__Work task__
Please print nothing but the lines from the one with "Read all visible content and emit it as JSON." to the last line of the records below, and omit pictures.

^^^^

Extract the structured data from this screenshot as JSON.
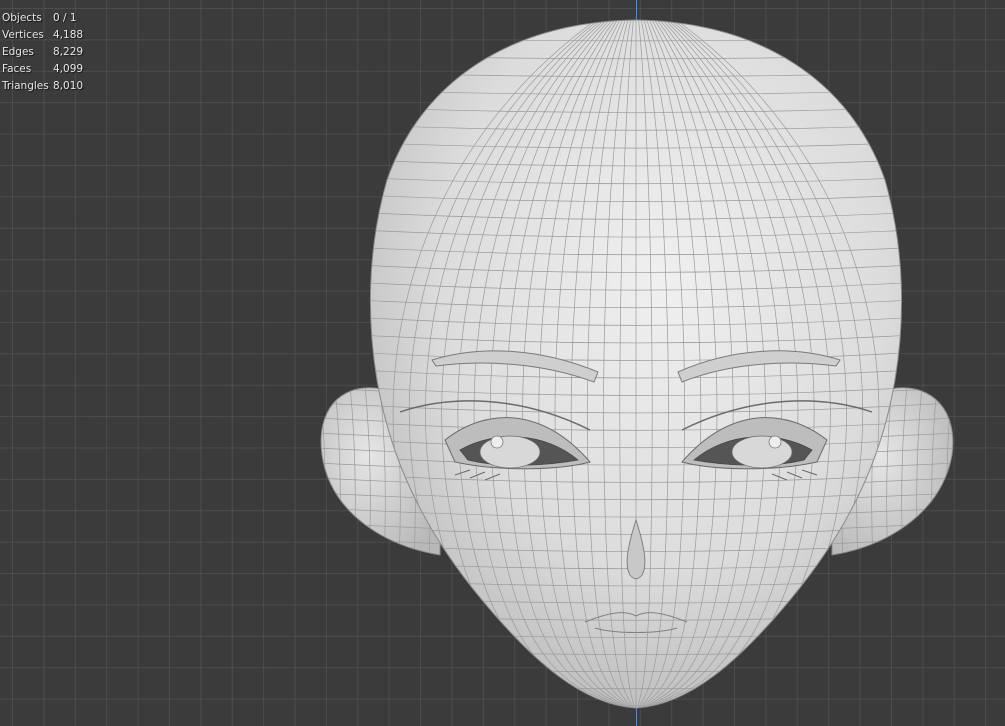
{
  "stats": {
    "objects": {
      "label": "Objects",
      "value": "0 / 1"
    },
    "vertices": {
      "label": "Vertices",
      "value": "4,188"
    },
    "edges": {
      "label": "Edges",
      "value": "8,229"
    },
    "faces": {
      "label": "Faces",
      "value": "4,099"
    },
    "triangles": {
      "label": "Triangles",
      "value": "8,010"
    }
  },
  "colors": {
    "background": "#3b3b3b",
    "grid": "#5a5a5a",
    "axis_z": "#5f86c4",
    "mesh_fill": "#d9d9d9",
    "wire": "#8c8c8c"
  },
  "icons": {
    "model": "head-mesh-icon"
  }
}
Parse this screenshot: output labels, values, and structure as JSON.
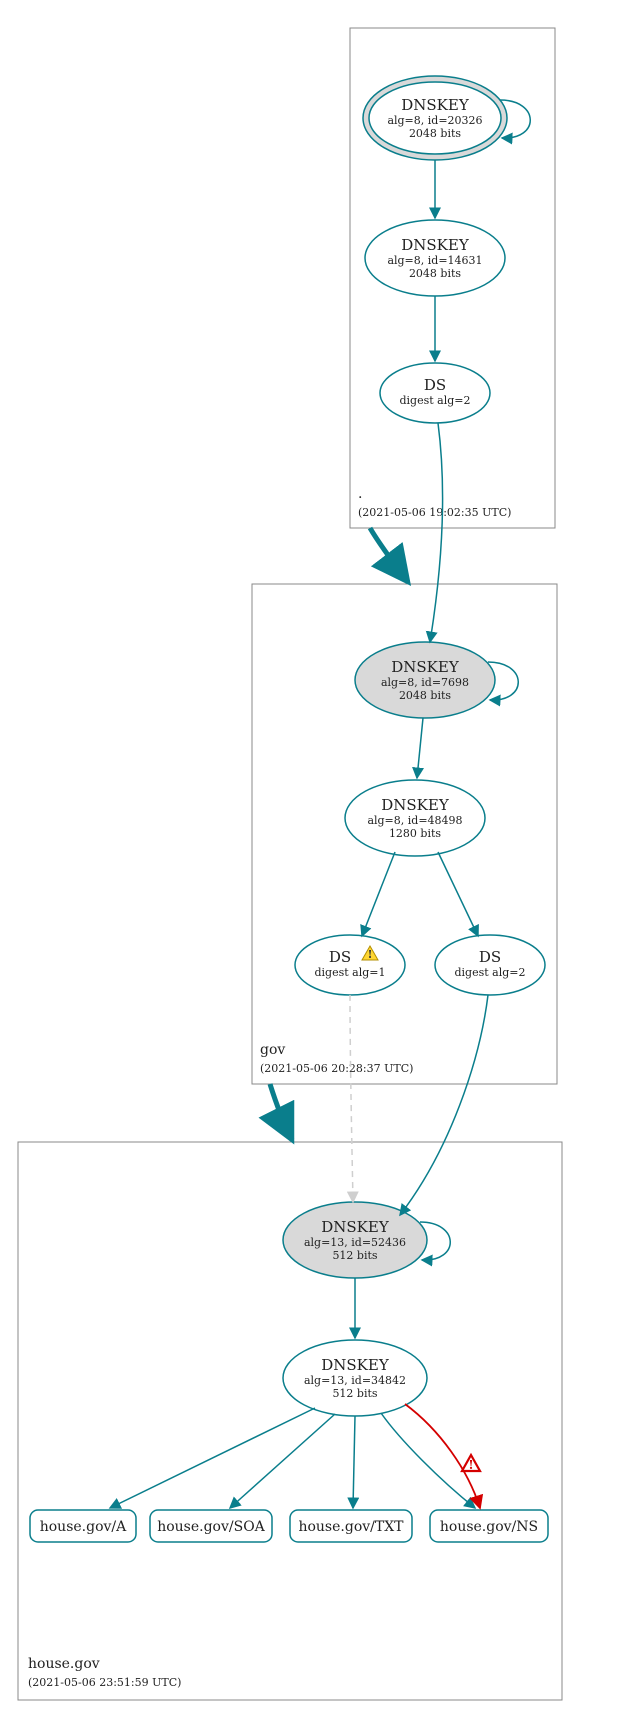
{
  "zones": {
    "root": {
      "label": ".",
      "timestamp": "(2021-05-06 19:02:35 UTC)"
    },
    "gov": {
      "label": "gov",
      "timestamp": "(2021-05-06 20:28:37 UTC)"
    },
    "house": {
      "label": "house.gov",
      "timestamp": "(2021-05-06 23:51:59 UTC)"
    }
  },
  "nodes": {
    "root_key1": {
      "title": "DNSKEY",
      "line2": "alg=8, id=20326",
      "line3": "2048 bits"
    },
    "root_key2": {
      "title": "DNSKEY",
      "line2": "alg=8, id=14631",
      "line3": "2048 bits"
    },
    "root_ds": {
      "title": "DS",
      "line2": "digest alg=2"
    },
    "gov_key1": {
      "title": "DNSKEY",
      "line2": "alg=8, id=7698",
      "line3": "2048 bits"
    },
    "gov_key2": {
      "title": "DNSKEY",
      "line2": "alg=8, id=48498",
      "line3": "1280 bits"
    },
    "gov_ds1": {
      "title": "DS",
      "line2": "digest alg=1"
    },
    "gov_ds2": {
      "title": "DS",
      "line2": "digest alg=2"
    },
    "house_key1": {
      "title": "DNSKEY",
      "line2": "alg=13, id=52436",
      "line3": "512 bits"
    },
    "house_key2": {
      "title": "DNSKEY",
      "line2": "alg=13, id=34842",
      "line3": "512 bits"
    },
    "rec_a": {
      "label": "house.gov/A"
    },
    "rec_soa": {
      "label": "house.gov/SOA"
    },
    "rec_txt": {
      "label": "house.gov/TXT"
    },
    "rec_ns": {
      "label": "house.gov/NS"
    }
  },
  "icons": {
    "warn": "warning-icon",
    "err": "error-icon"
  }
}
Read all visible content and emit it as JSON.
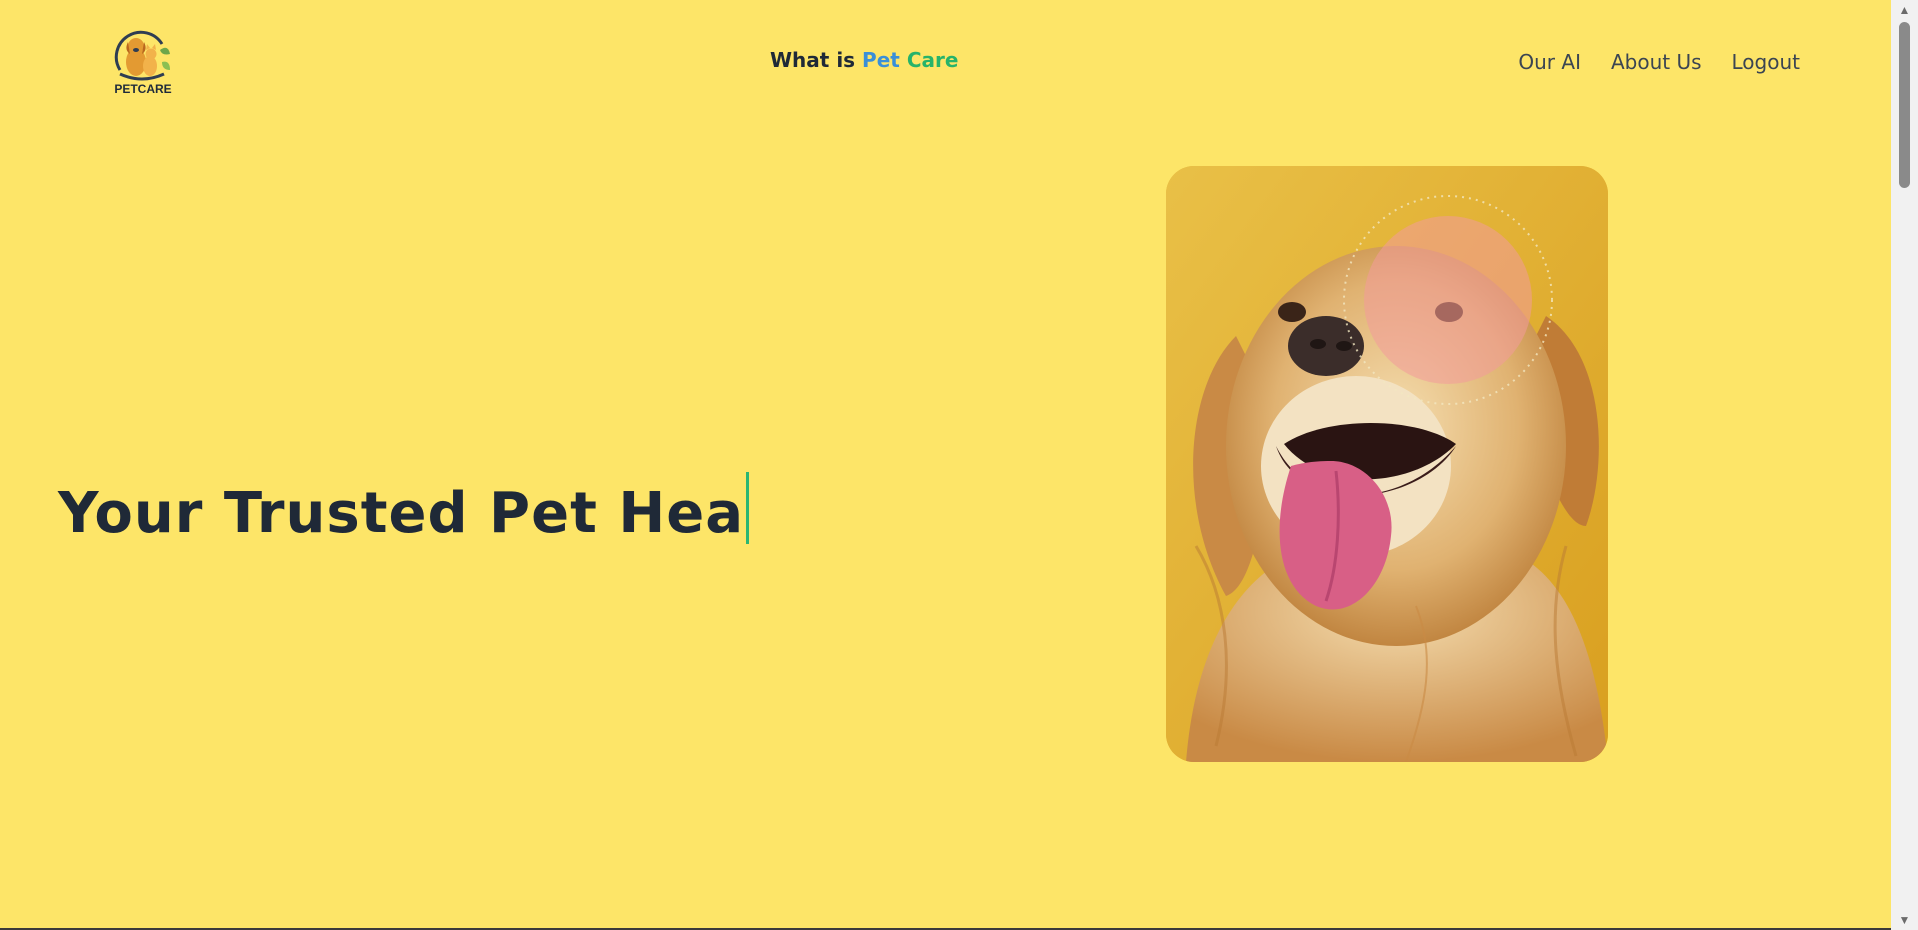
{
  "header": {
    "logo_text": "PETCARE",
    "title_prefix": "What is ",
    "title_pet": "Pet",
    "title_care": "Care",
    "nav": [
      "Our AI",
      "About Us",
      "Logout"
    ]
  },
  "hero": {
    "heading": "Your Trusted Pet Hea",
    "image_alt": "golden retriever smiling"
  },
  "colors": {
    "background": "#fde568",
    "text_dark": "#1f2937",
    "pet_blue": "#3a8fd8",
    "care_green": "#27b36a",
    "caret_green": "#2bb673"
  },
  "icons": {
    "logo": "dog-and-cat-logo-icon",
    "scroll_up": "scroll-up-arrow-icon",
    "scroll_down": "scroll-down-arrow-icon"
  }
}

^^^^

__Answer to this problem__
Read all visible content and emit it as JSON.
{
  "header": {
    "logo_text": "PETCARE",
    "title_prefix": "What is ",
    "title_pet": "Pet",
    "title_care": "Care",
    "nav": [
      "Our AI",
      "About Us",
      "Logout"
    ]
  },
  "hero": {
    "heading": "Your Trusted Pet Hea",
    "image_alt": "golden retriever smiling"
  },
  "colors": {
    "background": "#fde568",
    "text_dark": "#1f2937",
    "pet_blue": "#3a8fd8",
    "care_green": "#27b36a",
    "caret_green": "#2bb673"
  },
  "icons": {
    "logo": "dog-and-cat-logo-icon",
    "scroll_up": "scroll-up-arrow-icon",
    "scroll_down": "scroll-down-arrow-icon"
  }
}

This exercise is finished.